=== Data to use ===

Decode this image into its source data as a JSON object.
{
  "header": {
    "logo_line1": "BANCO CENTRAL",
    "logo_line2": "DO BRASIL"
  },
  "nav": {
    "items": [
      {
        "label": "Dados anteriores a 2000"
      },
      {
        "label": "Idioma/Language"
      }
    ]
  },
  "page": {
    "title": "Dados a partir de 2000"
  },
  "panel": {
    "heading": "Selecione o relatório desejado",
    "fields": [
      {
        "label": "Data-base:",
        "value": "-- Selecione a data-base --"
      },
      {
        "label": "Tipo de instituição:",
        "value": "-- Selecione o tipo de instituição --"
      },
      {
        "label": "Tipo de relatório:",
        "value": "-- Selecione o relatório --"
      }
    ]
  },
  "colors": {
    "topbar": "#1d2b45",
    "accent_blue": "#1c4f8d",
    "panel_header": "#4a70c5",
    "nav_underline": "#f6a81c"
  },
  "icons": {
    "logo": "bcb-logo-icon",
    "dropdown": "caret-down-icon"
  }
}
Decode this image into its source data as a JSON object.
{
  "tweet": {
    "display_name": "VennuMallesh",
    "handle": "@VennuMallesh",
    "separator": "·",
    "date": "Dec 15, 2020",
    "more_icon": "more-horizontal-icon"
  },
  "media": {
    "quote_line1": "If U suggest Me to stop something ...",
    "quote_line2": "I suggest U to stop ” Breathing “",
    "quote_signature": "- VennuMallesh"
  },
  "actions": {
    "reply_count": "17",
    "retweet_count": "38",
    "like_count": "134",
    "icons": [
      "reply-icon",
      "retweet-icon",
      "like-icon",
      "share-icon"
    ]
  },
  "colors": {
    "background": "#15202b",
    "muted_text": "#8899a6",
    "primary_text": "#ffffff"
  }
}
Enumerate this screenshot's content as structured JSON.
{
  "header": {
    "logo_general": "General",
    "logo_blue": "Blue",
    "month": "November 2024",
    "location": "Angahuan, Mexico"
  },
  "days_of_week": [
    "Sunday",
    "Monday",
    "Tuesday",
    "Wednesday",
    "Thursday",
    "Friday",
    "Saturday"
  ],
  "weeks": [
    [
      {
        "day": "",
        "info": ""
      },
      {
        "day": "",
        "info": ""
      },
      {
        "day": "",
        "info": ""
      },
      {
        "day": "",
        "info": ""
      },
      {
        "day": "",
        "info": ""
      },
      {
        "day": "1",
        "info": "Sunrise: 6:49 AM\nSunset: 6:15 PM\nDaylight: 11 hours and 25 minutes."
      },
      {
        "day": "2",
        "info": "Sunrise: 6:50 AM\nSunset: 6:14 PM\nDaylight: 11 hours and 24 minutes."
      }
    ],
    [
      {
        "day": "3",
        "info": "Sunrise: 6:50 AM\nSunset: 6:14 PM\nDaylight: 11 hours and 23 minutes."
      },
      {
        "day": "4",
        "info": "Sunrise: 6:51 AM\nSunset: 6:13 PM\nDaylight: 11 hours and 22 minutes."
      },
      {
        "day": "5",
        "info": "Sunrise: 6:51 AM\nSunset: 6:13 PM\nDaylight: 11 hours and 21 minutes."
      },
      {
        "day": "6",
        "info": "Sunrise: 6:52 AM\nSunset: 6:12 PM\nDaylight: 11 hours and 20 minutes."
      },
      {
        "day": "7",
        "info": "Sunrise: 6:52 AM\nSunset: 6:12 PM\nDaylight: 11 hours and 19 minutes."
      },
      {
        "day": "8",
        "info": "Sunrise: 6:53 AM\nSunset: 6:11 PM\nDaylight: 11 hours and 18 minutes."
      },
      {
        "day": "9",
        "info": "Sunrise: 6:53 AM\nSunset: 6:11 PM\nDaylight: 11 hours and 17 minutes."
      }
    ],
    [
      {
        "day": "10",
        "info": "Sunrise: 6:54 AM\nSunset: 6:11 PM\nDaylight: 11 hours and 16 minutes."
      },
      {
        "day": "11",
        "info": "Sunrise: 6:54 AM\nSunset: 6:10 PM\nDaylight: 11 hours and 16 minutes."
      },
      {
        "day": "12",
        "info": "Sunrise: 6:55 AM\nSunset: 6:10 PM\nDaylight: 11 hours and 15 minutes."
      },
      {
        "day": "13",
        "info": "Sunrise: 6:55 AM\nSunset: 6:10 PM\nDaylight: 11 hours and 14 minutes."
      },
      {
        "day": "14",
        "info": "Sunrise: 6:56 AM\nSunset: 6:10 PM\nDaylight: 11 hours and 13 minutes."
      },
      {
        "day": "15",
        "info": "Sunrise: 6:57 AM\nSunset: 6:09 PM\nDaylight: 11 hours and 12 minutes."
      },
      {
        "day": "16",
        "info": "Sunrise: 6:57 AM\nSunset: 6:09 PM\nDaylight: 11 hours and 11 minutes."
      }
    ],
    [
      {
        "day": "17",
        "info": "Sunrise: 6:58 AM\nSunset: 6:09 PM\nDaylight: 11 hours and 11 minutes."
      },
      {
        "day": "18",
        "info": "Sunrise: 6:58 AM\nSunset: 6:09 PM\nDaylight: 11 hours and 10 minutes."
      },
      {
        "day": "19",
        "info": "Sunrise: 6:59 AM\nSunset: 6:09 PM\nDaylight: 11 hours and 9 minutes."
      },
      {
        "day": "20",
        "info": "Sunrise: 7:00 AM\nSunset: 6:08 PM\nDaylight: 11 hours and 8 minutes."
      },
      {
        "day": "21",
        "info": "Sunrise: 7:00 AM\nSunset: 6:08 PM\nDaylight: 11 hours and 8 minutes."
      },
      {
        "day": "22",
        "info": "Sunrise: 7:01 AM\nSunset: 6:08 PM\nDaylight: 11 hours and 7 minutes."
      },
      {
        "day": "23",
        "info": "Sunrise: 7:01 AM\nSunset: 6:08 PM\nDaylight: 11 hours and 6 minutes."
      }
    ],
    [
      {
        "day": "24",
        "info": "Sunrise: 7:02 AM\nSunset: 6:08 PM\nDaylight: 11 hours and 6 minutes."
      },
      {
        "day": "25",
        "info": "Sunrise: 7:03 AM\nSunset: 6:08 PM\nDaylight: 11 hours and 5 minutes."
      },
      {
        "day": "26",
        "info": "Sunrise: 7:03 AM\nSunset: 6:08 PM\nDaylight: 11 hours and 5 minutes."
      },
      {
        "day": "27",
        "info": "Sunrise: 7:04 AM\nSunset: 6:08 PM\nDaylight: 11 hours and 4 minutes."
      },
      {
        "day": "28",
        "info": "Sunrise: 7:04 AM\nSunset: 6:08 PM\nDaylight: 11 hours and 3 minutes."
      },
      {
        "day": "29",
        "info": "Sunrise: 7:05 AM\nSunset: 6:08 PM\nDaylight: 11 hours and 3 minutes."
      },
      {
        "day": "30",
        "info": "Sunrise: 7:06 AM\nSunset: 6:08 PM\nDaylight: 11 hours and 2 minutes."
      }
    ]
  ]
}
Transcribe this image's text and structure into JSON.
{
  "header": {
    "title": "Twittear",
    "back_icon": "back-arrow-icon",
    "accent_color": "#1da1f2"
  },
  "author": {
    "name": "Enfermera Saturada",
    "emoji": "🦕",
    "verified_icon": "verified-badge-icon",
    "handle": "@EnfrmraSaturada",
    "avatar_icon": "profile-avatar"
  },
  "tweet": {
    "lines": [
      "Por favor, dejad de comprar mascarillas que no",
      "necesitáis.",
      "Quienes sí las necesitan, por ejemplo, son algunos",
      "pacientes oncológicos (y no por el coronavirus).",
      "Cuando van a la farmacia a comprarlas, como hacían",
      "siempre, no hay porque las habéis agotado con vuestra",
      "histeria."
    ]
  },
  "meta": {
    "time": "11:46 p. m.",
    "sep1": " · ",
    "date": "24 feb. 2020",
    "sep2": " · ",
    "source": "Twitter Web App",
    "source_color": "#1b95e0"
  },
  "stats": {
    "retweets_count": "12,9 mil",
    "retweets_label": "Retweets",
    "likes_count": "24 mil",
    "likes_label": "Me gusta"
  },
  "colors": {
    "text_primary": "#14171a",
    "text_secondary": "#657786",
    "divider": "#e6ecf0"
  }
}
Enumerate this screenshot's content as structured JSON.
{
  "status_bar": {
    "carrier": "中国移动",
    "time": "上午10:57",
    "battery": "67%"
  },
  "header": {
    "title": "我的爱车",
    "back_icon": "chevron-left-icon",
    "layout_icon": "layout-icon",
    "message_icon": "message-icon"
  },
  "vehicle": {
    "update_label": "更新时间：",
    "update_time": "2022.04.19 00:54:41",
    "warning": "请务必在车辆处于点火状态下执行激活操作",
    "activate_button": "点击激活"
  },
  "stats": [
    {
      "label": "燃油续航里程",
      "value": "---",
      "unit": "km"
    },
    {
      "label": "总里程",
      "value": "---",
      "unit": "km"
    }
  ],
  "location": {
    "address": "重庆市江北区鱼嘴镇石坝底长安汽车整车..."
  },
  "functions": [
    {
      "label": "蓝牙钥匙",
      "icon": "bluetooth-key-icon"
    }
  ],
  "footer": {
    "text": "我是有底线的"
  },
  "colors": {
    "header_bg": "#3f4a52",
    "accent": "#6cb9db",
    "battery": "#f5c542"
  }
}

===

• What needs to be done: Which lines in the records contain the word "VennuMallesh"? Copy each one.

• Response to this task:
    "display_name": "VennuMallesh",
    "handle": "@VennuMallesh",
    "quote_signature": "- VennuMallesh"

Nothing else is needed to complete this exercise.